Yet it’s not enough to respond to new HIV clusters with broad, wide-reaching actions. An effective response also requires figuring out who’s particularly vulnerable right now—and speaking directly with those groups. Shamin Mohamed Jr., founder of LetsStopAIDS—a national organization focused on engaging young people around HIV—is arguing the government should do just that.
“We’re not in the same position we were pre-pandemic in terms of sexual behaviour,” says Mohamed Jr., whose organization surveyed more than 1,000 18- to 24-year-olds about their sexual health and habits.
“[The pandemic] has made young people more sexually adventurous. More young people are getting STIs and not seeking treatment. More people are backsliding—seeing exes or past relationships without getting tested again,” he says, alluding to data that also indicates young people using dating or sex apps more and condoms less.
Mohamed Jr. has cause to be concerned about this group. Twenty- to 29-year-olds have traditionally been one of the largest demographics for new HIV diagnoses, and are the primary HIV risk group when it comes to men having sex with men. They’re also a particularly hard-to-reach group.
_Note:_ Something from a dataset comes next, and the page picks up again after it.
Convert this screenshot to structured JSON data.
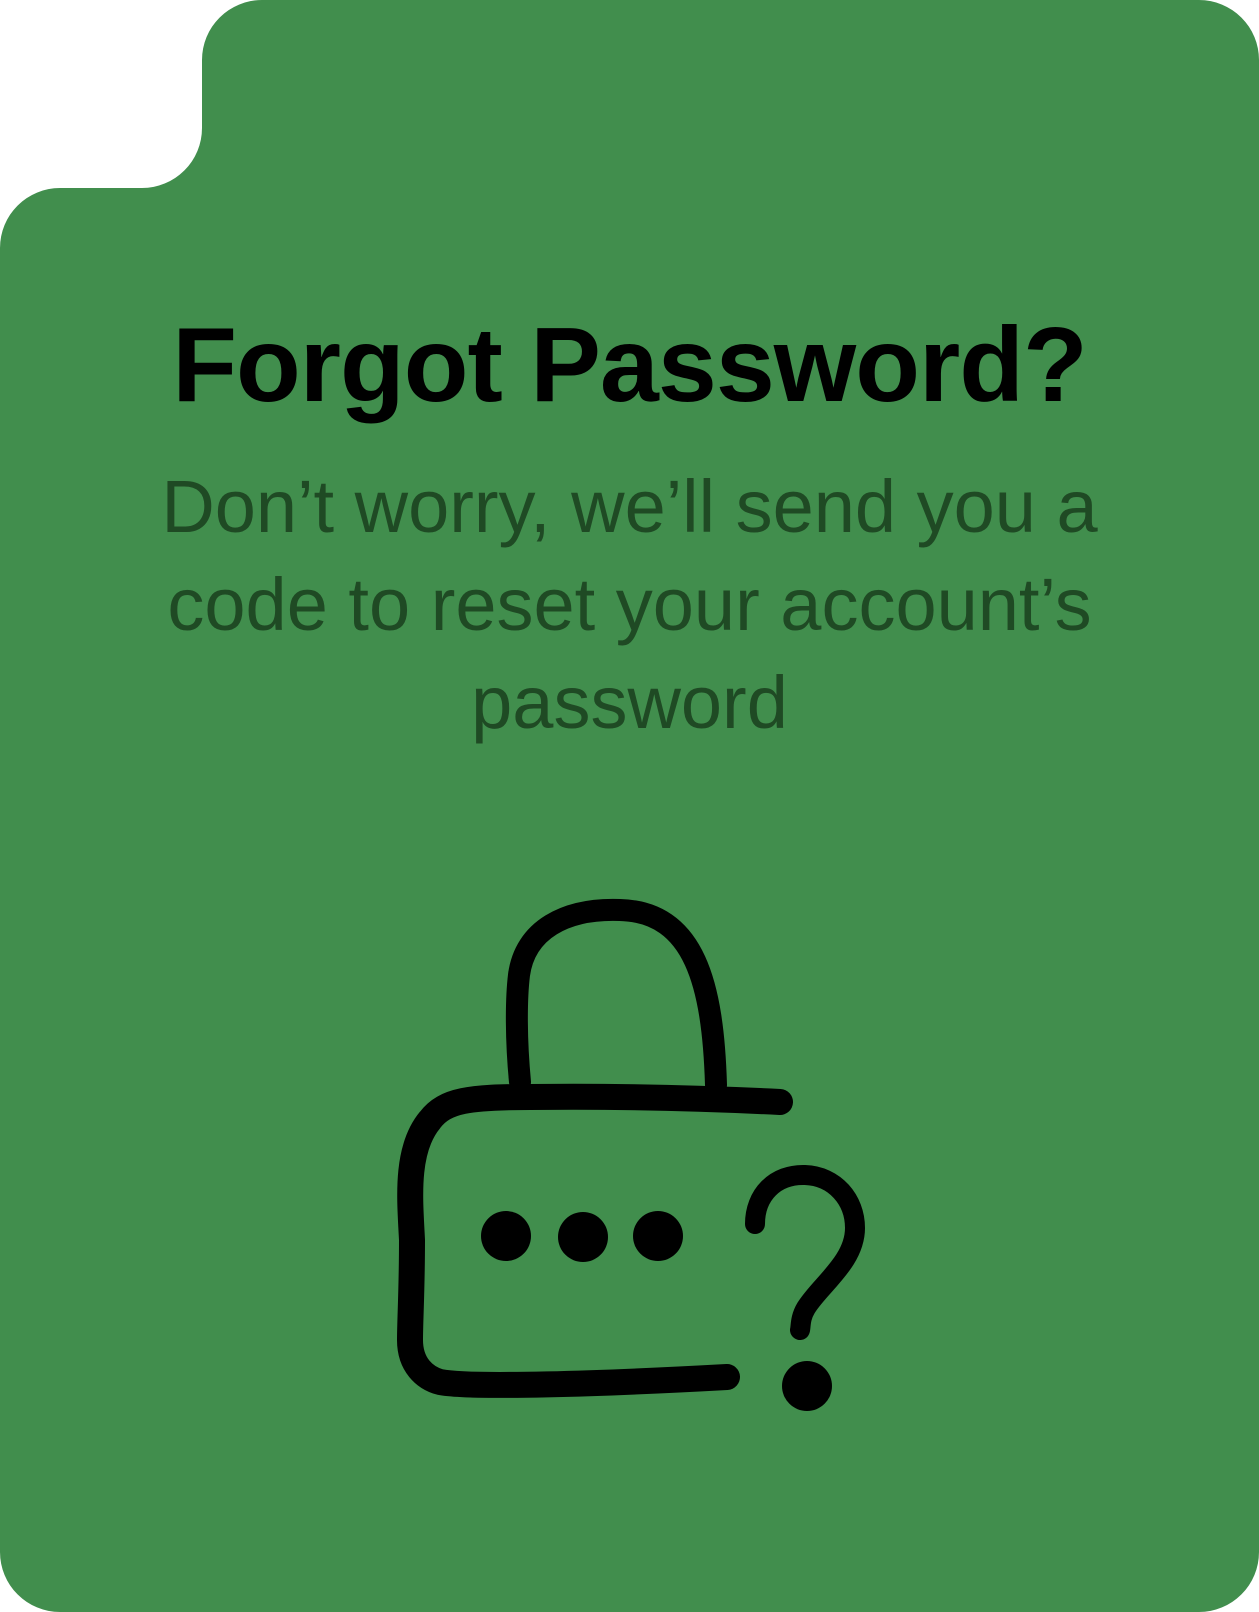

“We’ve learned that to actually engage the community, you have to be part of the culture,” says Mohamed Jr. “With how the algorithm works, you can’t just simply put an Instagram post out with some content on it. It has to be relevant and with a different message, built by people who understand.”
Here public health systems will continue to struggle with HIV outreach, even after clinics and practitioners have been able to catch up with the testing backlogs that COVID-19 produced. Canada has made a global pledge to end HIV, part of which includes that 95 percent of all people living with HIV know their status by 2025. Yet one in 10 people living with HIV don’t know their status, according to the government’s most recent reporting. The smaller this number gets, the harder it will be to find those people—a reality that’s no fault of the communities themselves.
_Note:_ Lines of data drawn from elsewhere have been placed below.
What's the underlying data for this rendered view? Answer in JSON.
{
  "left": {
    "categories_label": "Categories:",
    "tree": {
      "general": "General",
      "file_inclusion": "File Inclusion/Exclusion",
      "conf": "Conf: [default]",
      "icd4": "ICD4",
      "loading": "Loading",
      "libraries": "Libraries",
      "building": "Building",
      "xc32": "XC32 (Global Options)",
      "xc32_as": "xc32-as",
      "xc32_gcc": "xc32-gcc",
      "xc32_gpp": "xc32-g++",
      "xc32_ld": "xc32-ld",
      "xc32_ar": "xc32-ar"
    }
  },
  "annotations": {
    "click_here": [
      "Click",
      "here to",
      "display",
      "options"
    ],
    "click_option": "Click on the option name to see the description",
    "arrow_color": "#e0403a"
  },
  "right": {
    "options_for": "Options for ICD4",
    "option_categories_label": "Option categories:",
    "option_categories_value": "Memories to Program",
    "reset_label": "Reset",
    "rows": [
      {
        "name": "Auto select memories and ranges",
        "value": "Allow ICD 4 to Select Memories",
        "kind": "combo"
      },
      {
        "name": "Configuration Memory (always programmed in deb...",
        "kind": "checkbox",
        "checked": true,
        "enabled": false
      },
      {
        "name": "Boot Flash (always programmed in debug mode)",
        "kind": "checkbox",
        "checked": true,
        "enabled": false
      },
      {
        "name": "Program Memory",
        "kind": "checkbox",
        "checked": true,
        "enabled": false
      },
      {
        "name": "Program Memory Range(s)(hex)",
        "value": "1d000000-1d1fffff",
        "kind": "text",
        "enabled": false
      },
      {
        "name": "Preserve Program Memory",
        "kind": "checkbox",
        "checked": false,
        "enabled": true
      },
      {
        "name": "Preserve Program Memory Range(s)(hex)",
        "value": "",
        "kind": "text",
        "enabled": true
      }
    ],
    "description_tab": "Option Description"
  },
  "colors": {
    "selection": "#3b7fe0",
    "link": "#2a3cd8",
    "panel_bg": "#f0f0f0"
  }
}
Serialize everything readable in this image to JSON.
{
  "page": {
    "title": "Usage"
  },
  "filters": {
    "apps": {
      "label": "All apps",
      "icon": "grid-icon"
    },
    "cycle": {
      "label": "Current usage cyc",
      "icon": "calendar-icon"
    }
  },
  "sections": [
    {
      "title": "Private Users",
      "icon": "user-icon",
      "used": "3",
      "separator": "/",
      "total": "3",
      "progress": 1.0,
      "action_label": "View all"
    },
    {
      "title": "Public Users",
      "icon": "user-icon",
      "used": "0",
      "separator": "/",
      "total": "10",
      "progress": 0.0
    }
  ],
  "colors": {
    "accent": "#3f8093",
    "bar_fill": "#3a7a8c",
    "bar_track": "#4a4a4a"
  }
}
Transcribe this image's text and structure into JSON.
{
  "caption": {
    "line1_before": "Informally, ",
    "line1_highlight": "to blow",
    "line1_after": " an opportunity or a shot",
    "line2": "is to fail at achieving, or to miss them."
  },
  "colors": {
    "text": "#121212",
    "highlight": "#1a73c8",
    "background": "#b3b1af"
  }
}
“People aren’t difficult to reach, it’s that systems fail to reach them,” says Matthew Halse, director of Global Public Health for Prevention at ViiV Healthcare—a pharmaceutical company focused solely on HIV medicines and research. “We can achieve the 95 target, but that last five or 10 percent is going to be far more difficult and far more expensive, so we have to do a better job of listening to very specific communities and target our public health approach in a way that makes sense for that community.”
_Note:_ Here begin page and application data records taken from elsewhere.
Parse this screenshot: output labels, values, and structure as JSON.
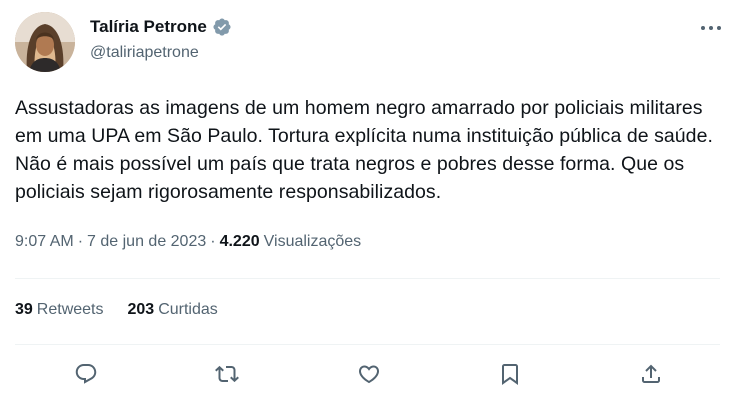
{
  "author": {
    "name": "Talíria Petrone",
    "handle": "@taliriapetrone",
    "verified": true
  },
  "tweet": {
    "text": "Assustadoras as imagens de um homem negro amarrado por policiais militares em uma UPA em São Paulo. Tortura explícita numa instituição pública de saúde. Não é mais possível um país que trata negros e pobres desse forma. Que os policiais sejam rigorosamente responsabilizados.",
    "time": "9:07 AM",
    "separator": "·",
    "date": "7 de jun de 2023",
    "views_count": "4.220",
    "views_label": "Visualizações"
  },
  "stats": {
    "retweets_count": "39",
    "retweets_label": "Retweets",
    "likes_count": "203",
    "likes_label": "Curtidas"
  },
  "icons": {
    "more": "more-dots-icon",
    "reply": "reply-icon",
    "retweet": "retweet-icon",
    "like": "heart-icon",
    "bookmark": "bookmark-icon",
    "share": "share-icon",
    "verified": "verified-badge-icon"
  },
  "colors": {
    "text_primary": "#0f1419",
    "text_secondary": "#536471",
    "divider": "#eff3f4",
    "verified_badge": "#829aab",
    "icon": "#536471"
  }
}
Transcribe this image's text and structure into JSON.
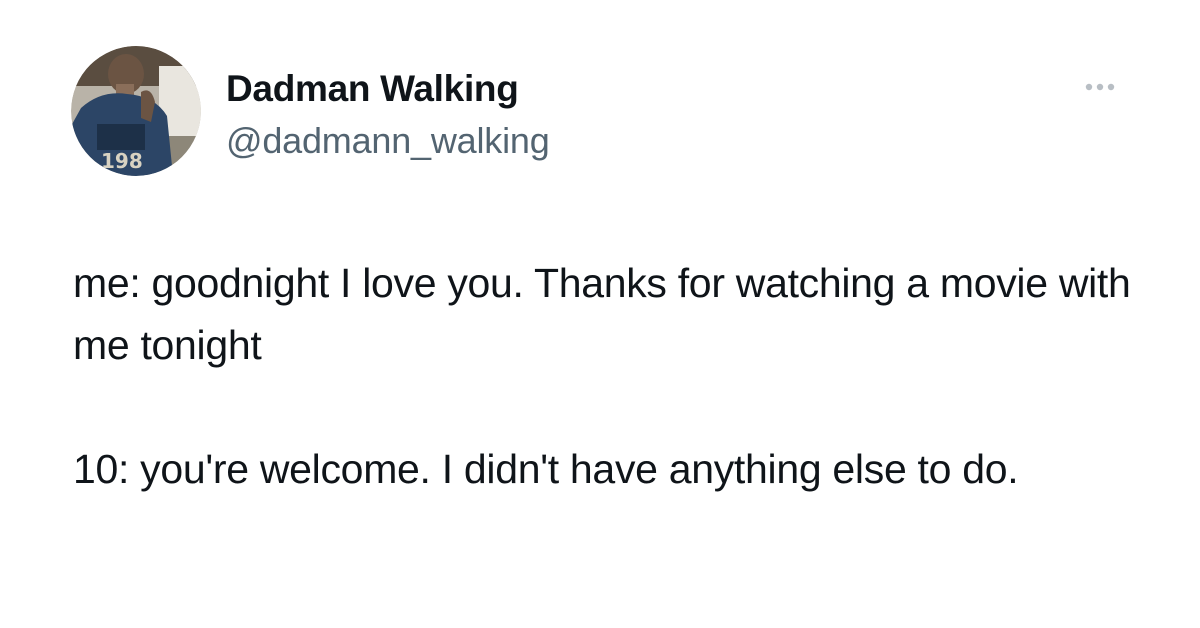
{
  "author": {
    "display_name": "Dadman Walking",
    "handle": "@dadmann_walking",
    "avatar_icon": "user-avatar-photo"
  },
  "menu": {
    "icon": "more-options-icon"
  },
  "tweet": {
    "paragraphs": [
      "me: goodnight I love you. Thanks for watching a movie with me tonight",
      "10: you're welcome. I didn't have anything else to do."
    ]
  },
  "colors": {
    "text": "#0f1419",
    "secondary_text": "#536471",
    "background": "#ffffff"
  }
}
Who’s doing a better job at HIV outreach and education?
As for places doing a better job at this than Canada, Halse points to the PrEP & Prejudice campaign. As a partnership between Public Health England and the Africa Advocacy Foundation, the campaign promoted PrEP and other HIV preventions to Black communities, and especially Black women—a group contracting HIV through heterosexual sex at increasing rates.
“The campaign is so organic and appealing because you can tell it’s done with an authentic voice, from the community, for the community—and that resonates so much better,” says Halse.
Other positive examples of strong partnerships include France’s Le Spot community health centres that co-locate HIV services with other supports, like mental health, gender-affirming care and substance-use programs, as well as the Welsh government’s comprehensive and community-informed HIV action plan.
“What the government of Canada really needs to do is to consult with a wider variety of HIV activists, community-based organizations and citizens and come up with a funding package that is adequate to the response—which it’s not so far,” says Halse. “Right now what you have is essentially a patchwork of funding.”
Here Mohamed Jr. agrees, especially when it comes to young people.
“We’re at the hardest, most expensive part now. Getting through this last mile to reach people …” he says. “It’s up to us now to be innovative and think outside the box.”